Choosing a Starter Type Based on Air System Capabilities
The performance curves depicted above give broad examples of the differences in the way vane and turbine motors use air differently. The red arrows point to curves that show that at the same PSI, the vane motor demands increasing amounts of air volume (or flow) in order to increase pinion speed and the potential to produce torque whereas the turbine motor demands the same air volume whether no matter the level of its performance. What does this translate to in terms of practical application? Vane motors provide an excellent option for starting in a situation where the volume of air available for starting is limited. Looking at the Vane Motor Performance Curve, one sees that the vane starter produces a tremendous amount of torque with a relatively low volume of air in comparison to the demands of the turbine starter. On the other hand, in a situation where the volume of air is not a concern, for instance in an application where pipeline gas might be used rather than stored air, a turbine can offer considerable advantages, especially if the engine requires a long crank cycle. Over a longer period of time (approximately 8+ seconds), the turbine design is considerably more efficient than the vane design because the turbine starter demands an even flow of air no matter how long it runs or how much work is required of it.

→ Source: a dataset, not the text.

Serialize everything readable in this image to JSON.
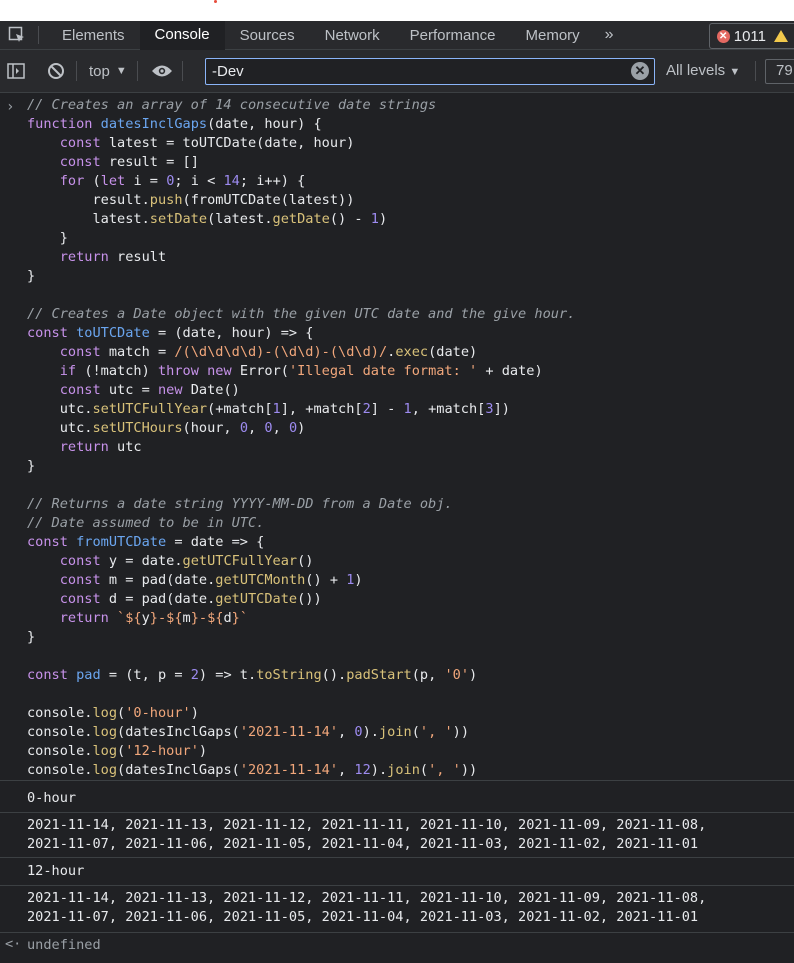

Cardinal Valley's general rules of thumb:
- Vane Starters make a lot of torque at low volume but require ever-increasing volume to do more work
- Turbine Starters do no work below the volume threshold, but once the threshold is reached, require even volume no matter how much work is done
- Applications with:
- Limited volume of starting air and a short crank cycle = Vane Starter
- Large or unlimited volume of starting air and a longer crank cycle = Turbine Starter
When selecting a starter for a certain application, how the starter functions, i.e. how it uses air, is an important thing to consider. Paying attention to the differences between a vane and a turbine starter can prevent a lot of hassle and unnecessary expenditure. Although turbine technology is technically newer than vane technology, both styles have advantages over the other in certain applications. Unfortunately, the process of selecting a starter is not always as simple as figuring out how the starter uses air; obviously there are other mitigating circumstances like air cleanliness, space and fit, pressure, etc. that affect the decision-making process. Upcoming blog posts will begin to discuss these elements as well as go into the starting requirements of diesel engines versus natural gas engines (both reciprocating and turbine).
Our website is designed to help customers walk through the process of selecting which starter might be right for their application based on the starter Type, Manufacturer, the customer’s Industry, or the Engine application. View our selection of air starters